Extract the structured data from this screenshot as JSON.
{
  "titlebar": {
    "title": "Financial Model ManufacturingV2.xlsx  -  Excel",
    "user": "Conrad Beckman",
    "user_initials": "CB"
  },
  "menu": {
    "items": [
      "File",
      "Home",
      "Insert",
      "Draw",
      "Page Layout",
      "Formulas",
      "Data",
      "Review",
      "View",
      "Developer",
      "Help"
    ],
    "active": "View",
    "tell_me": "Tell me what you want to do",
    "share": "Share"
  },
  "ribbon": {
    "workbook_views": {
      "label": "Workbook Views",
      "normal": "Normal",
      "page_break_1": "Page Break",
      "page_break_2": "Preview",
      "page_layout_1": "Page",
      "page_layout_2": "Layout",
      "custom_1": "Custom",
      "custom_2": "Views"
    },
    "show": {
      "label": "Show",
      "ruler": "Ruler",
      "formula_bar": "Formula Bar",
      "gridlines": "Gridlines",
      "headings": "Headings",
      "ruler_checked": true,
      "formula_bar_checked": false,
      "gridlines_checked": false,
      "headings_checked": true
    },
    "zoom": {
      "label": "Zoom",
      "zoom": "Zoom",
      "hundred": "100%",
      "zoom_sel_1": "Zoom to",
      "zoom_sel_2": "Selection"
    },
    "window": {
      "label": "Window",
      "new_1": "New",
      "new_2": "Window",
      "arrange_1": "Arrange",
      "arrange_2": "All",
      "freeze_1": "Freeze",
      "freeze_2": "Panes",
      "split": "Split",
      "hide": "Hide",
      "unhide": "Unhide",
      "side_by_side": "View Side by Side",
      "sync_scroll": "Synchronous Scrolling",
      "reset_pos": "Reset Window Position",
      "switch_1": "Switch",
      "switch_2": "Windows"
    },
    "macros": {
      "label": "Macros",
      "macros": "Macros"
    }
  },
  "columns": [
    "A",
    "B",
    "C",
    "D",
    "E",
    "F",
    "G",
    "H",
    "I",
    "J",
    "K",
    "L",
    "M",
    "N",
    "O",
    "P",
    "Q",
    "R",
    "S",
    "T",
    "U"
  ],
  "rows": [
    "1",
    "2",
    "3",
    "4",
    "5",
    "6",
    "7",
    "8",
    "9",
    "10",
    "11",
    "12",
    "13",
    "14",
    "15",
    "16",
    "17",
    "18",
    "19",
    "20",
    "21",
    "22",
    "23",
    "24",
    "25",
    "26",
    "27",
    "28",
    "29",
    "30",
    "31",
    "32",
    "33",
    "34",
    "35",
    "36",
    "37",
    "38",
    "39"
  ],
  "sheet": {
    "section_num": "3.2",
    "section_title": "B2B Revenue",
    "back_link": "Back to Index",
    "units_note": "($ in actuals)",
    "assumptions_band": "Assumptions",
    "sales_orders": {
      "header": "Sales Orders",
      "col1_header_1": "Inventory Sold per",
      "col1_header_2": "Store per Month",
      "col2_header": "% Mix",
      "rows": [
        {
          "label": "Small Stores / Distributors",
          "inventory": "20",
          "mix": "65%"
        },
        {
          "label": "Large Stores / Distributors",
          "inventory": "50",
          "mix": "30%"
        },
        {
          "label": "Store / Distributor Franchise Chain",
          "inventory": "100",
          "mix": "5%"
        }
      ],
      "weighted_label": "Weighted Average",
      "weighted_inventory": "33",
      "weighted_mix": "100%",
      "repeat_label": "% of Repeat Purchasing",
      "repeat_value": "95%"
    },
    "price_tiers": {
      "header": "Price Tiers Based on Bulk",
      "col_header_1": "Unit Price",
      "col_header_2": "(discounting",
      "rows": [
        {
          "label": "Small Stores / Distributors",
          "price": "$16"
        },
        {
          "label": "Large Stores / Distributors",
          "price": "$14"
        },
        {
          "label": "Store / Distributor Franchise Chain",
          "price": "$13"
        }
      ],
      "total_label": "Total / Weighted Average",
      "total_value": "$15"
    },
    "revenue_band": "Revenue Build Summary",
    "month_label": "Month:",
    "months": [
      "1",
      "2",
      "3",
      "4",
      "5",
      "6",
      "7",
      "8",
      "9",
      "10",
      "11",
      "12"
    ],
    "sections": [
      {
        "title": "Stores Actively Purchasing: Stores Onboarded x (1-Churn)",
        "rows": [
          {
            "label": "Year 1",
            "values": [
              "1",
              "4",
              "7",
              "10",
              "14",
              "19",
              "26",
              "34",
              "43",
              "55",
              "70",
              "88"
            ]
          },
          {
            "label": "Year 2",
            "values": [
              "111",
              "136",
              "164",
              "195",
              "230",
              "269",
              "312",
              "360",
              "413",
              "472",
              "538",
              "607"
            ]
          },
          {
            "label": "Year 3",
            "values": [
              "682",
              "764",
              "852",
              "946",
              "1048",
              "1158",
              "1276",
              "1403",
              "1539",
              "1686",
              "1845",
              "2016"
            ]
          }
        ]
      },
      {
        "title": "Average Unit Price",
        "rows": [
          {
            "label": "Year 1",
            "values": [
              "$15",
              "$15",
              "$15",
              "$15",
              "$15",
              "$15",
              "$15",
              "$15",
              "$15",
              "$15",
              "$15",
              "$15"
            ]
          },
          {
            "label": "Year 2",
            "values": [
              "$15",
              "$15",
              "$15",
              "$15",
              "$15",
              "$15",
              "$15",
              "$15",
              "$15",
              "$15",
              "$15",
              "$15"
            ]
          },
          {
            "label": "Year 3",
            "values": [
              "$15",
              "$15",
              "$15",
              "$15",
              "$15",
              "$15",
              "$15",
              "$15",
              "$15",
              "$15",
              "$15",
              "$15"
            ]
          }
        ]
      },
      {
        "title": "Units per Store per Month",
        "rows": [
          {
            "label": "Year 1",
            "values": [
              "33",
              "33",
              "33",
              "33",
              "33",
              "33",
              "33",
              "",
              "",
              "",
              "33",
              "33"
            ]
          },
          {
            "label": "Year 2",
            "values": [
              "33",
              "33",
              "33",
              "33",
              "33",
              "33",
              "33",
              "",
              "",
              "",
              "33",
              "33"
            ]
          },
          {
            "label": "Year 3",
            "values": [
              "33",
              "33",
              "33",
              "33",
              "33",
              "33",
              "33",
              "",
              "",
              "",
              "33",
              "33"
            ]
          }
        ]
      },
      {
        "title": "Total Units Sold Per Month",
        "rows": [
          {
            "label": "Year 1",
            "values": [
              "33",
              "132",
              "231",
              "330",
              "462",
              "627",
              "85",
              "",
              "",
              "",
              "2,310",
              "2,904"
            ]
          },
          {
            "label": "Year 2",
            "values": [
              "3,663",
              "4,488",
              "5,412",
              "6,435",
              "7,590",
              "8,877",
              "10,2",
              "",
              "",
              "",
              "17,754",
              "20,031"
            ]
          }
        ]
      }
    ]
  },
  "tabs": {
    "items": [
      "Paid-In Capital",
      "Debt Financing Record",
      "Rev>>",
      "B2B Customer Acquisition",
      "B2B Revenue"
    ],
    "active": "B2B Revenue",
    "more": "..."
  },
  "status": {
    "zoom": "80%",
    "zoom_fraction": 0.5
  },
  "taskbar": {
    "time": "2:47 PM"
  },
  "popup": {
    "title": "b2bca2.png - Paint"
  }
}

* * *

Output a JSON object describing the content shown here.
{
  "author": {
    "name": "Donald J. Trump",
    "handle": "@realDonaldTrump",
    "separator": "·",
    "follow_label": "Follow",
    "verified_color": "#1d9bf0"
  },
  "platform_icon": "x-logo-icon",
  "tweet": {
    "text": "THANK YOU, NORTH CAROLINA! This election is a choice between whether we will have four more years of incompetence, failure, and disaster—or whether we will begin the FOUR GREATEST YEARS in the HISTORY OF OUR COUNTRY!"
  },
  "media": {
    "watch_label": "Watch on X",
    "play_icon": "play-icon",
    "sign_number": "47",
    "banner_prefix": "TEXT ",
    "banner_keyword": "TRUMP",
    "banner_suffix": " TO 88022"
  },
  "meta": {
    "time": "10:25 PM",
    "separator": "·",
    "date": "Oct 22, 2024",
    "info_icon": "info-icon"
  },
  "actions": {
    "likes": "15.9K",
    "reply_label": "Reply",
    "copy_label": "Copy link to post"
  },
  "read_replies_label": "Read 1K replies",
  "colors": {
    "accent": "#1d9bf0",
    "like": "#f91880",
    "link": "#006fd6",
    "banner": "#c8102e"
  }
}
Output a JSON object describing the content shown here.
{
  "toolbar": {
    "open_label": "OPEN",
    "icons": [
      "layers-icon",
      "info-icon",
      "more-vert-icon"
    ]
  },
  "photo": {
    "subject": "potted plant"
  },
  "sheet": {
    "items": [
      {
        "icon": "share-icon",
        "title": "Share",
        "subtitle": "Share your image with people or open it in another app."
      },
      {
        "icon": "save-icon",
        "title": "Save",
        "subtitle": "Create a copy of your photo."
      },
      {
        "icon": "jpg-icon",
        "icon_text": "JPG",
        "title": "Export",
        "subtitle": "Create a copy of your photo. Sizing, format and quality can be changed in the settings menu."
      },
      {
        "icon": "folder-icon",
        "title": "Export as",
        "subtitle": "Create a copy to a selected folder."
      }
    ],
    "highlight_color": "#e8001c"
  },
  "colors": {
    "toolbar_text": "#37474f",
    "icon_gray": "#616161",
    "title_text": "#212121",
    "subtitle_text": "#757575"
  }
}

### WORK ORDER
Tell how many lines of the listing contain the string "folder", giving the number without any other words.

### RESPONSE AREA
2